§ **TASK STATEMENT**
Output each entry below as it stands, leaving out every picture.

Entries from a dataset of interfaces
□ □ □ □
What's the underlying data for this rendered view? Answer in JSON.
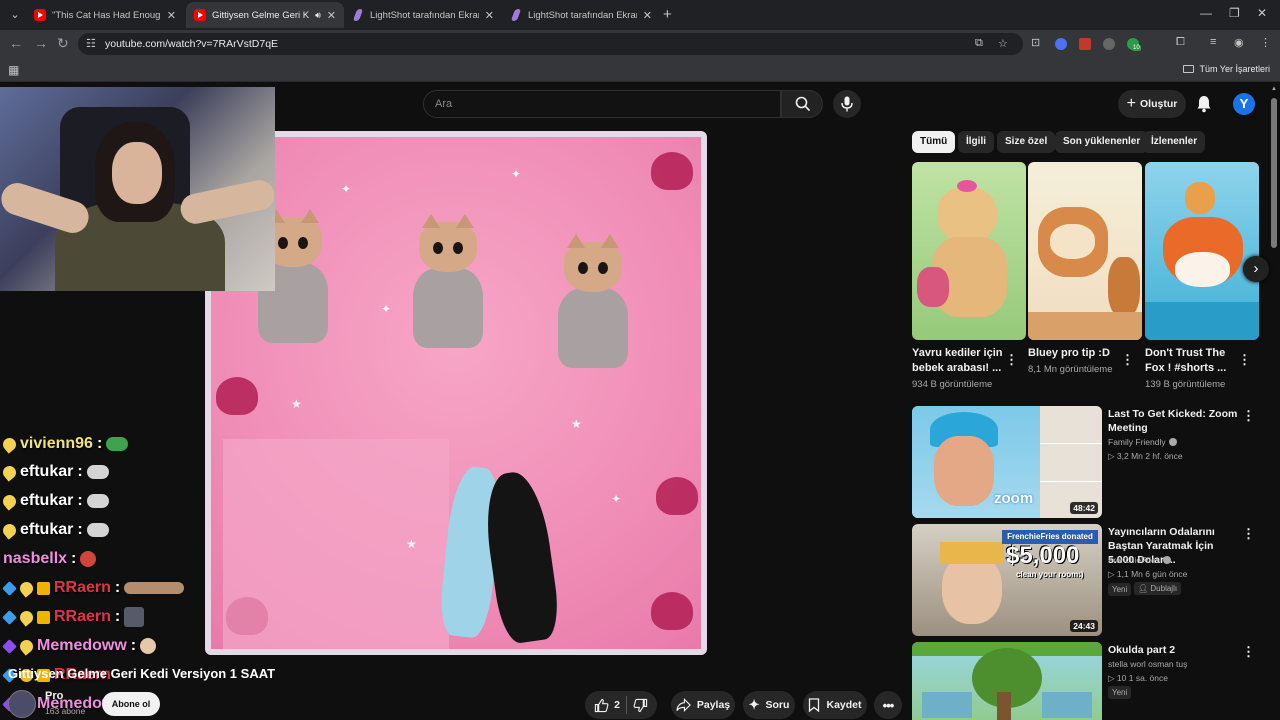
{
  "browser": {
    "tabs": [
      {
        "title": "\"This Cat Has Had Enough of O",
        "favicon": "youtube-icon",
        "active": false
      },
      {
        "title": "Gittiysen Gelme Geri Kedi V",
        "favicon": "youtube-icon",
        "active": true
      },
      {
        "title": "LightShot tarafından Ekran Gör",
        "favicon": "lightshot-icon",
        "active": false
      },
      {
        "title": "LightShot tarafından Ekran Gör",
        "favicon": "lightshot-icon",
        "active": false
      }
    ],
    "url": "youtube.com/watch?v=7RArVstD7qE",
    "bookmarks_all": "Tüm Yer İşaretleri",
    "extension_badge": "10"
  },
  "youtube": {
    "search_placeholder": "Ara",
    "create_label": "Oluştur",
    "avatar_letter": "Y",
    "accent": "#ff0000"
  },
  "video": {
    "title": "Gittiysen Gelme Geri Kedi Versiyon 1 SAAT",
    "channel": "Pro",
    "subscribers": "163 abone",
    "subscribe_label": "Abone ol",
    "actions": {
      "likes": "2",
      "share": "Paylaş",
      "ask": "Soru",
      "save": "Kaydet"
    }
  },
  "chat": [
    {
      "name": "vivienn96",
      "name_color": "#f3e27a"
    },
    {
      "name": "eftukar",
      "name_color": "#ffffff"
    },
    {
      "name": "eftukar",
      "name_color": "#ffffff"
    },
    {
      "name": "eftukar",
      "name_color": "#ffffff"
    },
    {
      "name": "nasbellx",
      "name_color": "#f28ce0"
    },
    {
      "name": "RRaern",
      "name_color": "#e0334a"
    },
    {
      "name": "RRaern",
      "name_color": "#e0334a"
    },
    {
      "name": "Memedoww",
      "name_color": "#f28ce0"
    },
    {
      "name": "RRaern",
      "name_color": "#e0334a"
    },
    {
      "name": "Memedoww",
      "name_color": "#f28ce0"
    }
  ],
  "chips": [
    "Tümü",
    "İlgili",
    "Size özel",
    "Son yüklenenler",
    "İzlenenler"
  ],
  "shorts": [
    {
      "title": "Yavru kediler için bebek arabası! ...",
      "views": "934 B görüntüleme"
    },
    {
      "title": "Bluey  pro tip :D",
      "views": "8,1 Mn görüntüleme"
    },
    {
      "title": "Don't Trust The Fox ! #shorts ...",
      "views": "139 B görüntüleme"
    }
  ],
  "recommendations": [
    {
      "title": "Last To Get Kicked: Zoom Meeting",
      "channel": "Family Friendly",
      "views": "3,2 Mn",
      "age": "2 hf. önce",
      "duration": "48:42",
      "badge": "",
      "dub": ""
    },
    {
      "title": "Yayıncıların Odalarını Baştan Yaratmak İçin 5.000 Dolar ...",
      "channel": "FrenchieFries",
      "views": "1,1 Mn",
      "age": "6 gün önce",
      "duration": "24:43",
      "badge": "Yeni",
      "dub": "Dublajlı"
    },
    {
      "title": "Okulda part 2",
      "channel": "stella worl osman tuş",
      "views": "10",
      "age": "1 sa. önce",
      "duration": "",
      "badge": "Yeni",
      "dub": ""
    }
  ],
  "thumbnail_text": {
    "rec1_logo": "zoom",
    "rec2_donation": "FrenchieFries donated",
    "rec2_amount": "$5,000",
    "rec2_caption": "clean your room:)"
  }
}
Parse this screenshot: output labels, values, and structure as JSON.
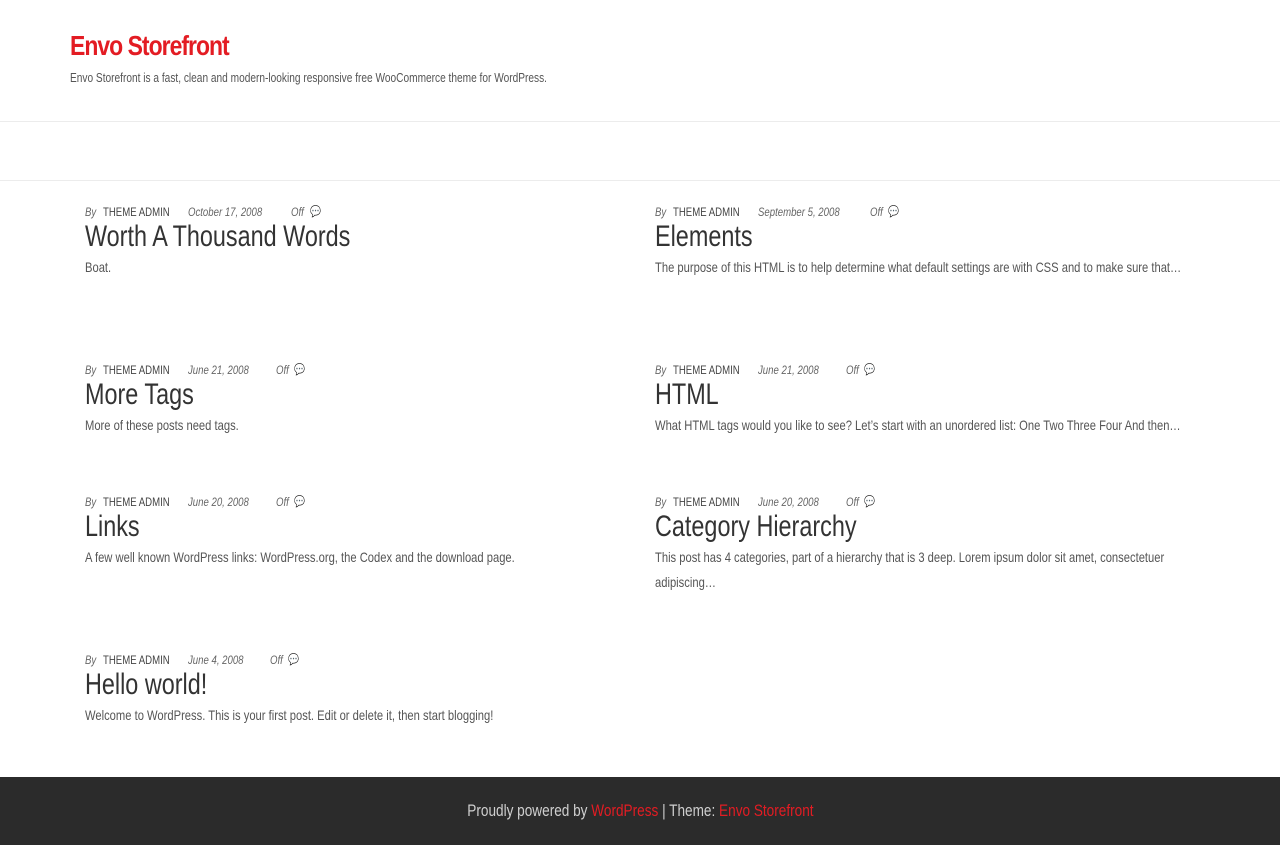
{
  "site": {
    "title": "Envo Storefront",
    "description": "Envo Storefront is a fast, clean and modern-looking responsive free WooCommerce theme for WordPress."
  },
  "posts": [
    {
      "by": "By",
      "author": "THEME ADMIN",
      "date": "October 17, 2008",
      "comments": "Off",
      "comment_icon": "comments-icon",
      "title": "Worth A Thousand Words",
      "excerpt": "Boat."
    },
    {
      "by": "By",
      "author": "THEME ADMIN",
      "date": "September 5, 2008",
      "comments": "Off",
      "comment_icon": "comments-icon",
      "title": "Elements",
      "excerpt": "The purpose of this HTML is to help determine what default settings are with CSS and to make sure that…"
    },
    {
      "by": "By",
      "author": "THEME ADMIN",
      "date": "June 21, 2008",
      "comments": "Off",
      "comment_icon": "comments-icon",
      "title": "More Tags",
      "excerpt": "More of these posts need tags."
    },
    {
      "by": "By",
      "author": "THEME ADMIN",
      "date": "June 21, 2008",
      "comments": "Off",
      "comment_icon": "comments-icon",
      "title": "HTML",
      "excerpt": "What HTML tags would you like to see? Let’s start with an unordered list: One Two Three Four And then…"
    },
    {
      "by": "By",
      "author": "THEME ADMIN",
      "date": "June 20, 2008",
      "comments": "Off",
      "comment_icon": "comments-icon",
      "title": "Links",
      "excerpt": "A few well known WordPress links: WordPress.org, the Codex and the download page."
    },
    {
      "by": "By",
      "author": "THEME ADMIN",
      "date": "June 20, 2008",
      "comments": "Off",
      "comment_icon": "comments-icon",
      "title": "Category Hierarchy",
      "excerpt": "This post has 4 categories, part of a hierarchy that is 3 deep. Lorem ipsum dolor sit amet, consectetuer adipiscing…"
    },
    {
      "by": "By",
      "author": "THEME ADMIN",
      "date": "June 4, 2008",
      "comments": "Off",
      "comment_icon": "comments-icon",
      "title": "Hello world!",
      "excerpt": "Welcome to WordPress. This is your first post. Edit or delete it, then start blogging!"
    }
  ],
  "footer": {
    "powered_prefix": "Proudly powered by",
    "wordpress_link": "WordPress",
    "separator": "|",
    "theme_prefix": "Theme:",
    "theme_link": "Envo Storefront"
  },
  "colors": {
    "accent": "#e31c23",
    "footer_bg": "#2b2b2b",
    "text": "#404040"
  }
}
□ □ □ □
§ **SOLVED EXERCISE**
What's the underlying data for this rendered view? Answer in JSON.
{
  "browser": {
    "tabs": [
      {
        "title": "\"This Cat Has Had Enough of O",
        "favicon": "youtube-icon",
        "active": false
      },
      {
        "title": "Gittiysen Gelme Geri Kedi V",
        "favicon": "youtube-icon",
        "active": true
      },
      {
        "title": "LightShot tarafından Ekran Gör",
        "favicon": "lightshot-icon",
        "active": false
      },
      {
        "title": "LightShot tarafından Ekran Gör",
        "favicon": "lightshot-icon",
        "active": false
      }
    ],
    "url": "youtube.com/watch?v=7RArVstD7qE",
    "bookmarks_all": "Tüm Yer İşaretleri",
    "extension_badge": "10"
  },
  "youtube": {
    "search_placeholder": "Ara",
    "create_label": "Oluştur",
    "avatar_letter": "Y",
    "accent": "#ff0000"
  },
  "video": {
    "title": "Gittiysen Gelme Geri Kedi Versiyon 1 SAAT",
    "channel": "Pro",
    "subscribers": "163 abone",
    "subscribe_label": "Abone ol",
    "actions": {
      "likes": "2",
      "share": "Paylaş",
      "ask": "Soru",
      "save": "Kaydet"
    }
  },
  "chat": [
    {
      "name": "vivienn96",
      "name_color": "#f3e27a"
    },
    {
      "name": "eftukar",
      "name_color": "#ffffff"
    },
    {
      "name": "eftukar",
      "name_color": "#ffffff"
    },
    {
      "name": "eftukar",
      "name_color": "#ffffff"
    },
    {
      "name": "nasbellx",
      "name_color": "#f28ce0"
    },
    {
      "name": "RRaern",
      "name_color": "#e0334a"
    },
    {
      "name": "RRaern",
      "name_color": "#e0334a"
    },
    {
      "name": "Memedoww",
      "name_color": "#f28ce0"
    },
    {
      "name": "RRaern",
      "name_color": "#e0334a"
    },
    {
      "name": "Memedoww",
      "name_color": "#f28ce0"
    }
  ],
  "chips": [
    "Tümü",
    "İlgili",
    "Size özel",
    "Son yüklenenler",
    "İzlenenler"
  ],
  "shorts": [
    {
      "title": "Yavru kediler için bebek arabası! ...",
      "views": "934 B görüntüleme"
    },
    {
      "title": "Bluey  pro tip :D",
      "views": "8,1 Mn görüntüleme"
    },
    {
      "title": "Don't Trust The Fox ! #shorts ...",
      "views": "139 B görüntüleme"
    }
  ],
  "recommendations": [
    {
      "title": "Last To Get Kicked: Zoom Meeting",
      "channel": "Family Friendly",
      "views": "3,2 Mn",
      "age": "2 hf. önce",
      "duration": "48:42",
      "badge": "",
      "dub": ""
    },
    {
      "title": "Yayıncıların Odalarını Baştan Yaratmak İçin 5.000 Dolar ...",
      "channel": "FrenchieFries",
      "views": "1,1 Mn",
      "age": "6 gün önce",
      "duration": "24:43",
      "badge": "Yeni",
      "dub": "Dublajlı"
    },
    {
      "title": "Okulda part 2",
      "channel": "stella worl osman tuş",
      "views": "10",
      "age": "1 sa. önce",
      "duration": "",
      "badge": "Yeni",
      "dub": ""
    }
  ],
  "thumbnail_text": {
    "rec1_logo": "zoom",
    "rec2_donation": "FrenchieFries donated",
    "rec2_amount": "$5,000",
    "rec2_caption": "clean your room:)"
  }
}
Parse this screenshot: output labels, values, and structure as JSON.
{
  "site": {
    "title": "Envo Storefront",
    "description": "Envo Storefront is a fast, clean and modern-looking responsive free WooCommerce theme for WordPress."
  },
  "posts": [
    {
      "by": "By",
      "author": "THEME ADMIN",
      "date": "October 17, 2008",
      "comments": "Off",
      "comment_icon": "comments-icon",
      "title": "Worth A Thousand Words",
      "excerpt": "Boat."
    },
    {
      "by": "By",
      "author": "THEME ADMIN",
      "date": "September 5, 2008",
      "comments": "Off",
      "comment_icon": "comments-icon",
      "title": "Elements",
      "excerpt": "The purpose of this HTML is to help determine what default settings are with CSS and to make sure that…"
    },
    {
      "by": "By",
      "author": "THEME ADMIN",
      "date": "June 21, 2008",
      "comments": "Off",
      "comment_icon": "comments-icon",
      "title": "More Tags",
      "excerpt": "More of these posts need tags."
    },
    {
      "by": "By",
      "author": "THEME ADMIN",
      "date": "June 21, 2008",
      "comments": "Off",
      "comment_icon": "comments-icon",
      "title": "HTML",
      "excerpt": "What HTML tags would you like to see? Let’s start with an unordered list: One Two Three Four And then…"
    },
    {
      "by": "By",
      "author": "THEME ADMIN",
      "date": "June 20, 2008",
      "comments": "Off",
      "comment_icon": "comments-icon",
      "title": "Links",
      "excerpt": "A few well known WordPress links: WordPress.org, the Codex and the download page."
    },
    {
      "by": "By",
      "author": "THEME ADMIN",
      "date": "June 20, 2008",
      "comments": "Off",
      "comment_icon": "comments-icon",
      "title": "Category Hierarchy",
      "excerpt": "This post has 4 categories, part of a hierarchy that is 3 deep. Lorem ipsum dolor sit amet, consectetuer adipiscing…"
    },
    {
      "by": "By",
      "author": "THEME ADMIN",
      "date": "June 4, 2008",
      "comments": "Off",
      "comment_icon": "comments-icon",
      "title": "Hello world!",
      "excerpt": "Welcome to WordPress. This is your first post. Edit or delete it, then start blogging!"
    }
  ],
  "footer": {
    "powered_prefix": "Proudly powered by",
    "wordpress_link": "WordPress",
    "separator": "|",
    "theme_prefix": "Theme:",
    "theme_link": "Envo Storefront"
  },
  "colors": {
    "accent": "#e31c23",
    "footer_bg": "#2b2b2b",
    "text": "#404040"
  }
}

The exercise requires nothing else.